Mining is a high stakes industry. For the growing list of countries looking to translate underground assets into tangible benefits above the ground, the ability to negotiate and implement a good deal is critical. However, capacities to do so are often weak. A handy resource is now available to help countries. And it’s free!
The World Region
Most experts agree that energy efficiency is a critical building block for sustainable development. This is because improvements in energy efficiency strengthen a country’s energy security, increase competitiveness, ease shortages in energy supply, and lower environmental impacts including local and greenhouse gas emissions.
Why doesn’t it happen then?
In July, the U.S. Department of Energy and the Union of Concerned Scientists (UCS) released reports (see U.S. Energy Sector Vulnerabilities to Climate Change and Extreme Weather and Water-Smart Power: Strengthening the U.S. Electricity System in a Warming World) highlighting the energy sector’s vulnerability to future water constraints. The reports’ findings paint a worrisome picture: currently, 60% of coal power plants in the U.S. are experiencing water stress; hydropower is threatened due to more frequent and severe droughts; and energy infrastructure is endangered by water variability due to climate change.
Water is critical for producing power, and vice versa. Almost all energy generation processes require significant amounts of water, and the treatment and transport of water requires energy, mainly in the form of electricity. Even though the interdependency between water and energy is gaining wider recognition worldwide, water and energy planning often remain distinct. The tradeoffs involved in balancing one need against the other in this “energy-water nexus,” as it is called, are often not clearly identified or taken into account, complicating possible solutions.
Energy is essential to heat homes and cook meals. It is needed to deliver proper health care in hospitals and to teach children. It is essential for economic growth and development and for powering industries, farms and businesses. It is at the heart of any effort to make a better life possible for people all over the world, in particular for the world’s poorest.
Film is a powerful tool for explaining environmental issues. I first learnt this lesson while trying to enlist local communities in northern Vietnam to help protect a strange blue faced and critically endangered primate called the Tonkin Snub Nosed Monkey. After a morning spent bombarding local leaders with facts and figures, they were polite but unmoved.
I’m on my way to Phnom Penh, Cambodia for the 2013 Clean Cooking Forum organized by the Global Alliance for Clean Cookstoves. Consider this stunning fact: household air pollution from cooking with solid fuels kills four million people each year. That’s the finding of the latest Global Burden of Disease study, published in December 2012.
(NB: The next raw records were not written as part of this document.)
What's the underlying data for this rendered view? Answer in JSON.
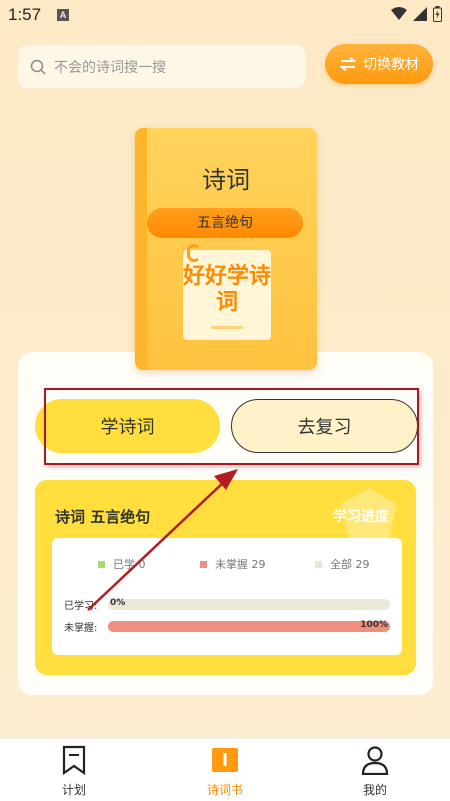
{
  "status_bar": {
    "time": "1:57",
    "notification_icon": "A"
  },
  "search": {
    "placeholder": "不会的诗词搜一搜"
  },
  "switch_textbook": {
    "label": "切换教材"
  },
  "book": {
    "title": "诗词",
    "subtitle": "五言绝句",
    "note_text": "好好学诗词"
  },
  "actions": {
    "learn_label": "学诗词",
    "review_label": "去复习"
  },
  "progress": {
    "title": "诗词 五言绝句",
    "badge": "学习进度",
    "legend": [
      {
        "label": "已学 0",
        "color": "#a8d86c"
      },
      {
        "label": "未掌握 29",
        "color": "#ef8f7e"
      },
      {
        "label": "全部 29",
        "color": "#e8e6d2"
      }
    ],
    "bars": [
      {
        "label": "已学习:",
        "value_text": "0%",
        "fraction": 0.0
      },
      {
        "label": "未掌握:",
        "value_text": "100%",
        "fraction": 1.0
      }
    ]
  },
  "colors": {
    "accent": "#ff9a10",
    "card_yellow": "#ffde3d",
    "annotation": "#a31b20"
  },
  "bottom_nav": [
    {
      "label": "计划",
      "icon": "bookmark-icon",
      "active": false
    },
    {
      "label": "诗词书",
      "icon": "book-icon",
      "active": true
    },
    {
      "label": "我的",
      "icon": "user-icon",
      "active": false
    }
  ]
}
It’s 2013 and already, my calendar for the year is filling up with activities, projects and events. But this year, I’m even more excited than usual to look up at my wall, because this year’s calendar focuses on the World Bank’s Gender and Extractive Industries (EI) program. With a different cartoon each month, conceptualized by members of the Oil, Gas, and Mining team, the calendar features different dimensions of gender and the oil, gas, and mining industries, and the lessons we’ve been learning through our work in extractives-impacted countries and communities.
Whether it be from The Wall Street Journal, or YouTube, by now most of us have heard the arguments for and against development of “shale gas”, and as a member of the World Bank’s Oil, Gas and Mining Unit, hardly a day goes by that I do not receive a notice about an article, a presentation or a conference on this topic.
It’s been clear here at the World Energy Summit in Abu Dhabi that the International Renewable Energy Agency, or IRENA, is fast emerging as a leader in forging a more sustainable energy future. With 159 countries—plus the EU— having joined it, a staff of 70 and a $28-million annual budget, IRENA held its third Executive Assembly here, making an impressive show on the sidelines of the summit. One example is its Renewable Energy Roadmap, which attracted lively interest among delegates.
French President François Hollande put his country on the Sustainable Energy for All train here at the World Energy Future Summit yesterday, affirming France's support for the initiative, whose advisory board is co-chaired by World Bank President Jim Yong Kim and UN Secretary-General Ban Ki-moon. In a speech devoted to the theme of preparing for the "après pétrole" era, Hollande highlighted three steps: first, create international funds for renewable energy investment pooling resources from petroleum exporting and importing countries; second, radically rethink our model of urbanization to make it less energy intensive; and third, secure a Global Climate Change Agreement for 2015, France stands ready to host the CoP and facilitate an agreement.